When advanced students from the Paul Green Rock Academy
took the stage this time last year, the 300+ seats at the Woodstock Playhouse theater was over-filled. Frank Zappa fans, who go to all the tribute shows, said The Paul Green Rock Academy Presents: The Music of Frank Zappa
show was as good as any they’d seen.
“We don’t want to do recitals. We want to do concerts,” says Paul Green, the director and namesake of the Rock Academy. They put on 4-5 shows per season, all at real rock venues like Utopia Soundstage at Radio Woodstock and Levon Helm Studios. Performances at the Playhouse are their "professional" concerts, showcasing senior students, as well as new students committed to do the hard work, and this January 16th and 17th, they’ll be back to play A Tribute to Radiohead
The lead-up to each concert is the Rock Academy's season, and there are three of them each year.
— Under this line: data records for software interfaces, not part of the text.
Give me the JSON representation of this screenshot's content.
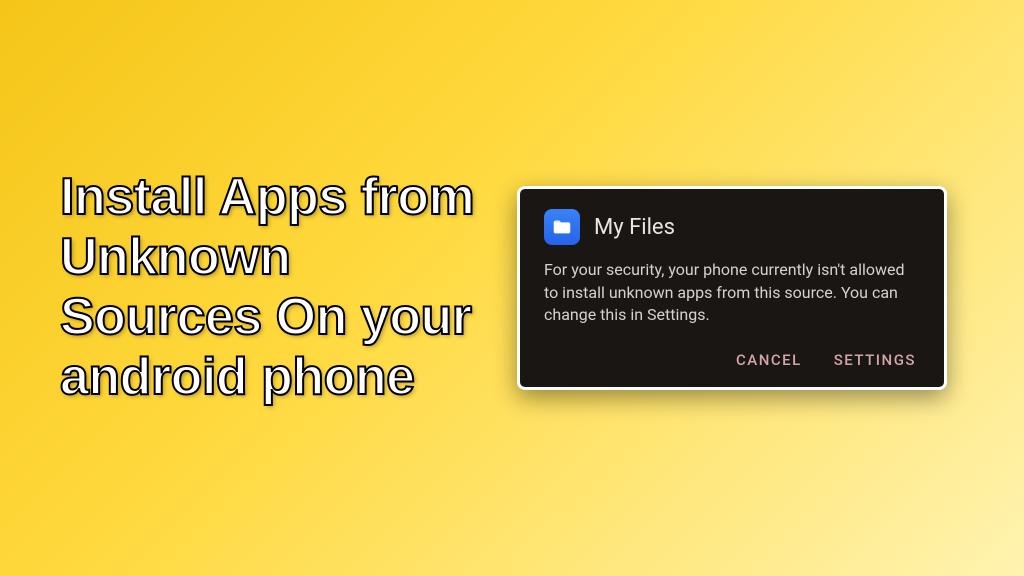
{
  "headline": "Install Apps from Unknown Sources On your android phone",
  "dialog": {
    "app_name": "My Files",
    "message": "For your security, your phone currently isn't allowed to install unknown apps from this source. You can change this in Settings.",
    "cancel_label": "CANCEL",
    "settings_label": "SETTINGS"
  }
}
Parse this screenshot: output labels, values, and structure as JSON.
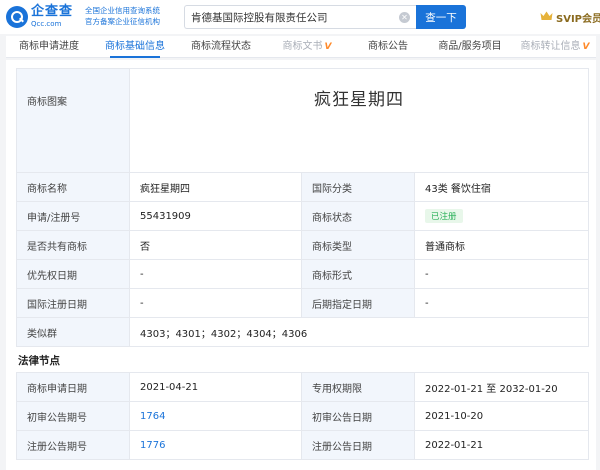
{
  "header": {
    "brand_cn": "企查查",
    "brand_en": "Qcc.com",
    "tagline": [
      "全国企业信用查询系统",
      "官方备案企业征信机构"
    ],
    "search_value": "肯德基国际控股有限责任公司",
    "search_button": "查一下",
    "svip": "SVIP会员",
    "brand_color": "#1a73d9"
  },
  "tabs": [
    {
      "label": "商标申请进度",
      "state": "normal"
    },
    {
      "label": "商标基础信息",
      "state": "active"
    },
    {
      "label": "商标流程状态",
      "state": "normal"
    },
    {
      "label": "商标文书",
      "state": "vip"
    },
    {
      "label": "商标公告",
      "state": "normal"
    },
    {
      "label": "商品/服务项目",
      "state": "normal"
    },
    {
      "label": "商标转让信息",
      "state": "vip"
    }
  ],
  "trademark": {
    "image_label": "商标图案",
    "image_text": "疯狂星期四",
    "rows": [
      {
        "l1": "商标名称",
        "v1": "疯狂星期四",
        "l2": "国际分类",
        "v2": "43类 餐饮住宿"
      },
      {
        "l1": "申请/注册号",
        "v1": "55431909",
        "l2": "商标状态",
        "v2": "已注册"
      },
      {
        "l1": "是否共有商标",
        "v1": "否",
        "l2": "商标类型",
        "v2": "普通商标"
      },
      {
        "l1": "优先权日期",
        "v1": "-",
        "l2": "商标形式",
        "v2": "-"
      },
      {
        "l1": "国际注册日期",
        "v1": "-",
        "l2": "后期指定日期",
        "v2": "-"
      }
    ],
    "similar_label": "类似群",
    "similar_value": "4303；4301；4302；4304；4306",
    "status_color": "#2bb15a"
  },
  "legal": {
    "title": "法律节点",
    "rows": [
      {
        "l1": "商标申请日期",
        "v1": "2021-04-21",
        "l2": "专用权期限",
        "v2": "2022-01-21 至 2032-01-20"
      },
      {
        "l1": "初审公告期号",
        "v1": "1764",
        "l2": "初审公告日期",
        "v2": "2021-10-20"
      },
      {
        "l1": "注册公告期号",
        "v1": "1776",
        "l2": "注册公告日期",
        "v2": "2022-01-21"
      }
    ]
  }
}
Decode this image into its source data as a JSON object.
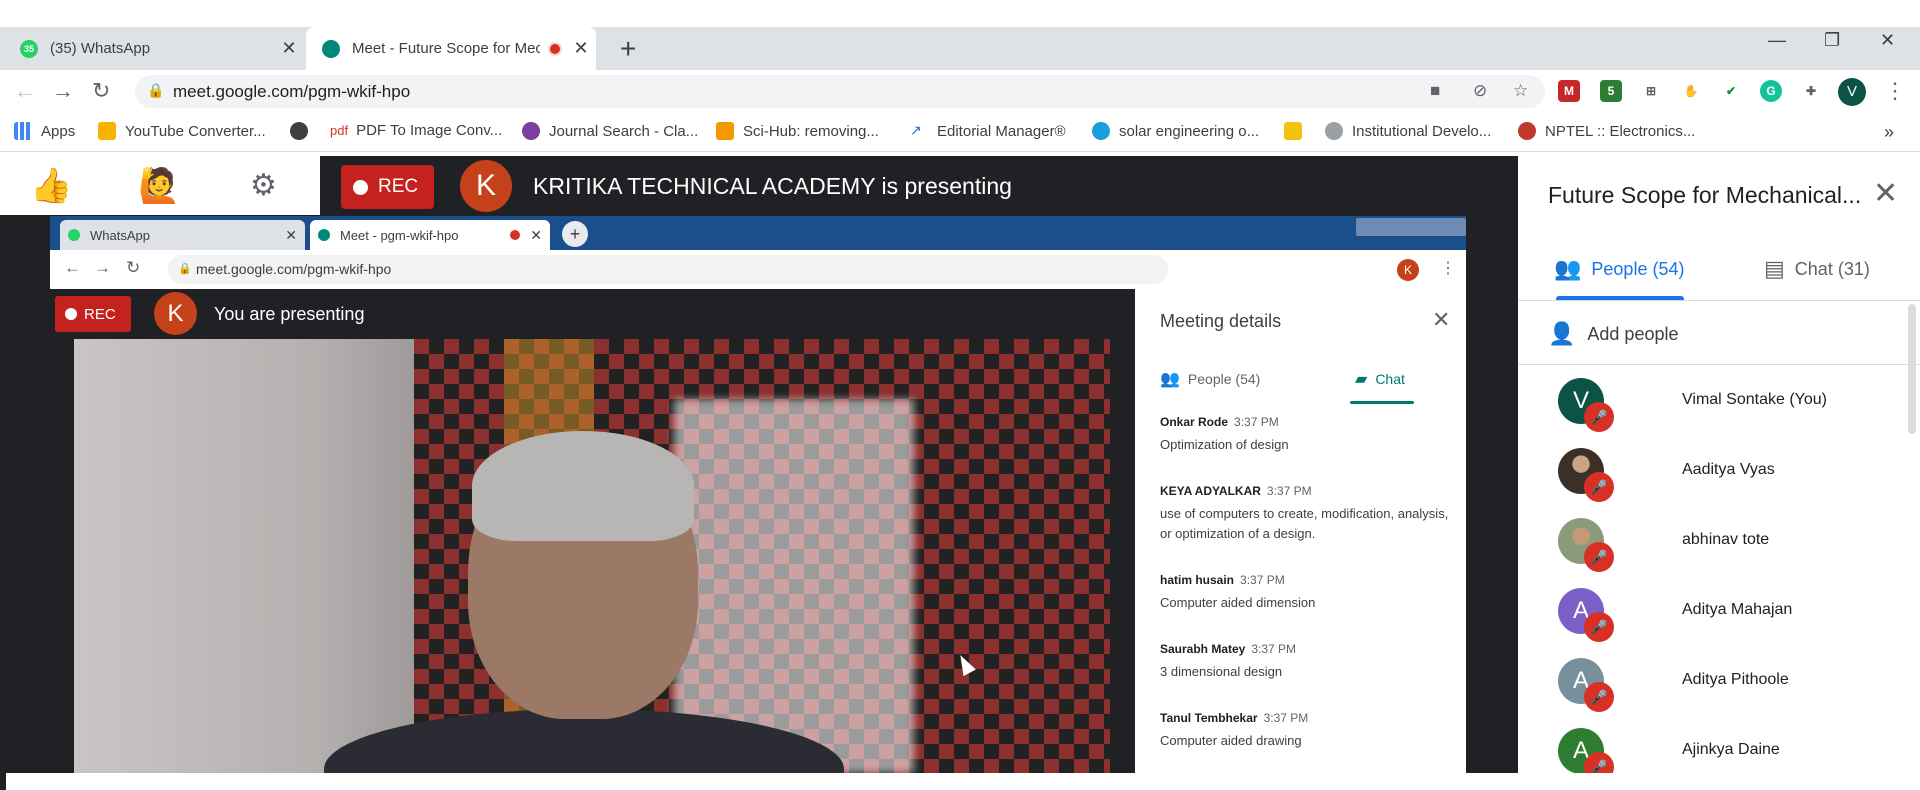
{
  "browser": {
    "tabs": [
      {
        "title": "(35) WhatsApp",
        "badge": "35"
      },
      {
        "title": "Meet - Future Scope for Mec"
      }
    ],
    "url": "meet.google.com/pgm-wkif-hpo",
    "extension_badge": "5",
    "profile_initial": "V"
  },
  "bookmarks": [
    {
      "label": "Apps",
      "color": "#4285f4"
    },
    {
      "label": "YouTube Converter...",
      "color": "#f4b400"
    },
    {
      "label": "",
      "color": "#3c4043"
    },
    {
      "label": "PDF To Image Conv...",
      "color": "#d93025",
      "prefix": "pdf"
    },
    {
      "label": "Journal Search - Cla...",
      "color": "#7b3fa0"
    },
    {
      "label": "Sci-Hub: removing...",
      "color": "#f29900"
    },
    {
      "label": "Editorial Manager®",
      "color": "#1a73e8"
    },
    {
      "label": "solar engineering o...",
      "color": "#1a9fd8"
    },
    {
      "label": "",
      "color": "#f4c20d"
    },
    {
      "label": "Institutional Develo...",
      "color": "#9aa0a6"
    },
    {
      "label": "NPTEL :: Electronics...",
      "color": "#c0392b"
    }
  ],
  "meet": {
    "rec_label": "REC",
    "presenter_initial": "K",
    "presenting_text": "KRITIKA TECHNICAL ACADEMY is presenting"
  },
  "shared_screen": {
    "tabs": [
      "WhatsApp",
      "Meet - pgm-wkif-hpo"
    ],
    "url": "meet.google.com/pgm-wkif-hpo",
    "rec_label": "REC",
    "presenter_initial": "K",
    "presenting_text": "You are presenting",
    "panel_title": "Meeting details",
    "people_tab": "People (54)",
    "chat_tab": "Chat",
    "messages": [
      {
        "name": "Onkar Rode",
        "time": "3:37 PM",
        "text": "Optimization of design"
      },
      {
        "name": "KEYA ADYALKAR",
        "time": "3:37 PM",
        "text": " use of computers to create, modification, analysis, or optimization of a design."
      },
      {
        "name": "hatim husain",
        "time": "3:37 PM",
        "text": "Computer aided dimension"
      },
      {
        "name": "Saurabh Matey",
        "time": "3:37 PM",
        "text": "3 dimensional design"
      },
      {
        "name": "Tanul Tembhekar",
        "time": "3:37 PM",
        "text": "Computer aided drawing"
      }
    ]
  },
  "side_panel": {
    "title": "Future Scope for Mechanical...",
    "people_tab": "People (54)",
    "chat_tab": "Chat (31)",
    "add_people": "Add people",
    "participants": [
      {
        "name": "Vimal Sontake (You)",
        "initial": "V",
        "color": "#0b5345"
      },
      {
        "name": "Aaditya Vyas",
        "initial": "",
        "color": "#5a4a3f"
      },
      {
        "name": "abhinav tote",
        "initial": "",
        "color": "#7a8a6a"
      },
      {
        "name": "Aditya Mahajan",
        "initial": "A",
        "color": "#7b5fc7"
      },
      {
        "name": "Aditya Pithoole",
        "initial": "A",
        "color": "#78909c"
      },
      {
        "name": "Ajinkya Daine",
        "initial": "A",
        "color": "#2e7d32"
      }
    ]
  }
}
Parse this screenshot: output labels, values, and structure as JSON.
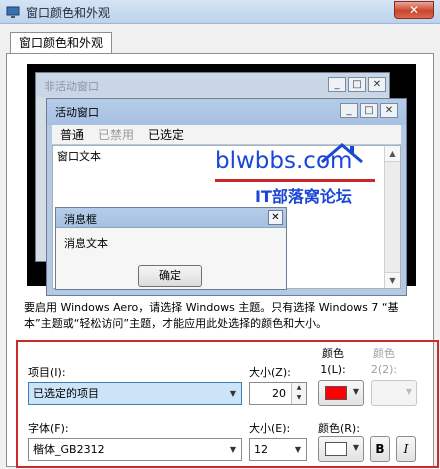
{
  "window": {
    "title": "窗口颜色和外观",
    "close_label": "✕"
  },
  "tabs": [
    {
      "label": "窗口颜色和外观"
    }
  ],
  "preview": {
    "inactive_title": "非活动窗口",
    "active_title": "活动窗口",
    "caption_buttons": {
      "minimize": "_",
      "maximize": "□",
      "close": "✕"
    },
    "menu": {
      "normal": "普通",
      "disabled": "已禁用",
      "selected": "已选定"
    },
    "window_text": "窗口文本",
    "message_box": {
      "title": "消息框",
      "text": "消息文本",
      "ok": "确定"
    }
  },
  "watermark": {
    "logo": "blwbbs.com",
    "subtitle": "IT部落窝论坛"
  },
  "description": "要启用 Windows Aero，请选择 Windows 主题。只有选择 Windows 7 “基本”主题或“轻松访问”主题，才能应用此处选择的颜色和大小。",
  "settings": {
    "item_label": "项目(I):",
    "item_value": "已选定的项目",
    "size_label": "大小(Z):",
    "size_value": "20",
    "color1_label": "颜色 1(L):",
    "color1_value": "#ff0000",
    "color2_label": "颜色 2(2):",
    "font_label": "字体(F):",
    "font_value": "楷体_GB2312",
    "font_size_label": "大小(E):",
    "font_size_value": "12",
    "font_color_label": "颜色(R):",
    "font_color_value": "#ffffff",
    "bold_label": "B",
    "italic_label": "I"
  }
}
With over 100 currently-enrolled students and a teaching staff of 9 professional musicians, including Aaron Freeman of Ween and celebrated local, Simi Stone, each season consists of weekly one-on-one lessons, group rehearsals and access to rehearsal space and equipment. In between shows, they’re working on musical theory, the value of hard work, and teamwork within a creative environment, and it translates into the performances. “The shows are to teach the fundamentals,” says Green. “Not instead of.”
The Rock Academy has a great track record for quickly getting kids to play music well. Regardless of experience, Green says, “Any kid, age 8-18, can walk in the door and be ready for a show, if they’re willing to practice. You can feel good about yourself in 10 weeks, and then it’s a lifetime of mastering.”
At $300/month, each season is a $1200 commitment, and performers are also expected to sell tickets for their shows, to learn how to promote their art. Growing up in a single-parent home, that’s not something Green himself could have afforded to do as a child. So the Rock Academy gives away more in scholarships than they take in. Of their student body, at least a third are on scholarship, and of those, at least a third are on full scholarship.
At the close of every season, there’s a Best Of Season show at the Bearsville Theater in Woodstock, this year held on January 31st at 7pm. Featuring the top 4-5 songs per show that season, it celebrates those students (all of whom perform) and feeds the scholarship program. Between ticket sales and the raffle (this year, they’ve got a $1000 Bob Dylan package including signed Elliot Landy photos and a rare edition of Dylan lyrics), the Best of Season show is their big fundraiser.
If you’ve been itching to re-live your old concert-going days and share that passion for live music with the kids without having to deal with the spilled beer and cursing crowds, the Rock Academy shows are great for that. Aside from helping a bunch of music-loving kids get their start, it’s also a chance to witness small triumphs. Green tells his students, “Try getting over your fear and laziness for three months, and see how loud people will clap for you.” And that’s what audiences come to the concerts to see. “Kids have so much to say, and nowhere to say it. Here, we stick a bass in their hand or a mic in their face, and it gets them out of their shell a little bit,” Green continues. “Emily the Shy Girl becomes Emily the Bassist. That’s a big shift. It’s magical.” Seeing something unexpected is what makes the shows special.
A Tribute to Radiohead
plays January 16th & 17th at 7pm at the Woodstock Playhouse. General admission
is $20. Or get your tickets free at Chronogram's ticket give-away
! Doors open at 6:15pm. Best of Season
(celebrating the Fall 2014 season) is January 31st at 7pm at The Bearsville Theater in Woodstock.